Go through the data below. Pull out every line that has the word "false".

[Dataset rows describing interfaces]
◆ ◆ ◆ ◆ ◆

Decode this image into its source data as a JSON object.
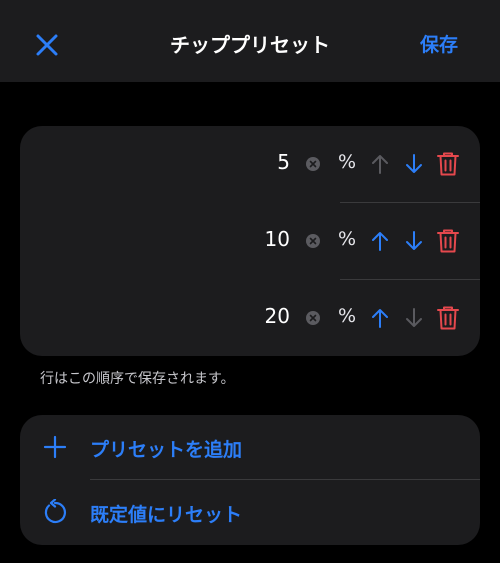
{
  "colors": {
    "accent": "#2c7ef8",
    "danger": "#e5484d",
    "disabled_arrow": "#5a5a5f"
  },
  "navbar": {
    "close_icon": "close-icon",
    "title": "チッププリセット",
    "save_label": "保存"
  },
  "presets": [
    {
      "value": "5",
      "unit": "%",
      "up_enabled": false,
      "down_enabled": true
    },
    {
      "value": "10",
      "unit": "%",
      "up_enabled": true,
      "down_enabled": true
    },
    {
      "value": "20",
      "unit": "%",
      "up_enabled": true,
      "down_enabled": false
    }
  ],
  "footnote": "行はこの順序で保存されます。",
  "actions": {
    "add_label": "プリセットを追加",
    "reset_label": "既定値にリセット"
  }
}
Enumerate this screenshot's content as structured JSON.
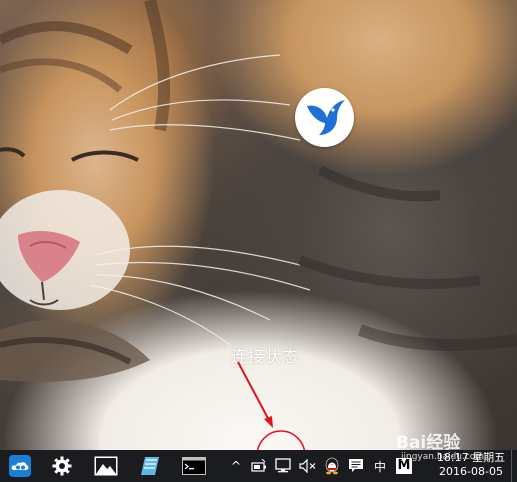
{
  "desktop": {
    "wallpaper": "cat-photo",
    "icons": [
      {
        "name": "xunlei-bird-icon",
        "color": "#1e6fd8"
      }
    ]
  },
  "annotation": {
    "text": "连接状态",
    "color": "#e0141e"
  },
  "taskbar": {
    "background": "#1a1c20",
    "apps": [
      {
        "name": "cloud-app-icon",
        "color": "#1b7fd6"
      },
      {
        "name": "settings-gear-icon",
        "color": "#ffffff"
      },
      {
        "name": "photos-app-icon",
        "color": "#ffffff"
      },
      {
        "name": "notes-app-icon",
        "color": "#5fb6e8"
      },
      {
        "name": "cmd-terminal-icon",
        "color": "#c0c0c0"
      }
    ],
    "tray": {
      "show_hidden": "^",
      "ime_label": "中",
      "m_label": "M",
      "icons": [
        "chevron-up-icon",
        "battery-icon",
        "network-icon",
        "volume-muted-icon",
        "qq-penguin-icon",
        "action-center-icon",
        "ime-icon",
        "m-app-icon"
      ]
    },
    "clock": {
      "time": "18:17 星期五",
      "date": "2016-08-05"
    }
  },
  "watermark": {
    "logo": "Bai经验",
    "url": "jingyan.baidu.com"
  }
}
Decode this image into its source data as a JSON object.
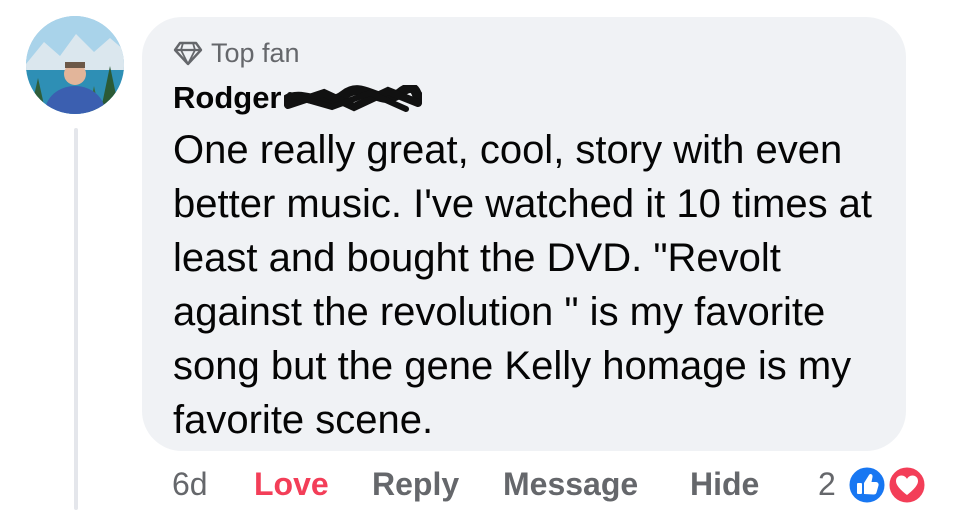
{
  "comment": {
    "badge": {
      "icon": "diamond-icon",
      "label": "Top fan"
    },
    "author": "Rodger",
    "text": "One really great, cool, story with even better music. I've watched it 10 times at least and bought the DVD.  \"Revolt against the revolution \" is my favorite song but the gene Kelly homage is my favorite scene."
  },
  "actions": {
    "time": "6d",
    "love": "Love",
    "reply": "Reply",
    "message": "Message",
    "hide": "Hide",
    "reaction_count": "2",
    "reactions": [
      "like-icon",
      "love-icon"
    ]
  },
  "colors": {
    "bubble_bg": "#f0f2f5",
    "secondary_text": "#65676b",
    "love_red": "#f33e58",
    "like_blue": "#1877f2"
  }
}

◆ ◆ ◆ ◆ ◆

*Result of the exercise*:
      "up_enabled": false,
      "down_enabled": false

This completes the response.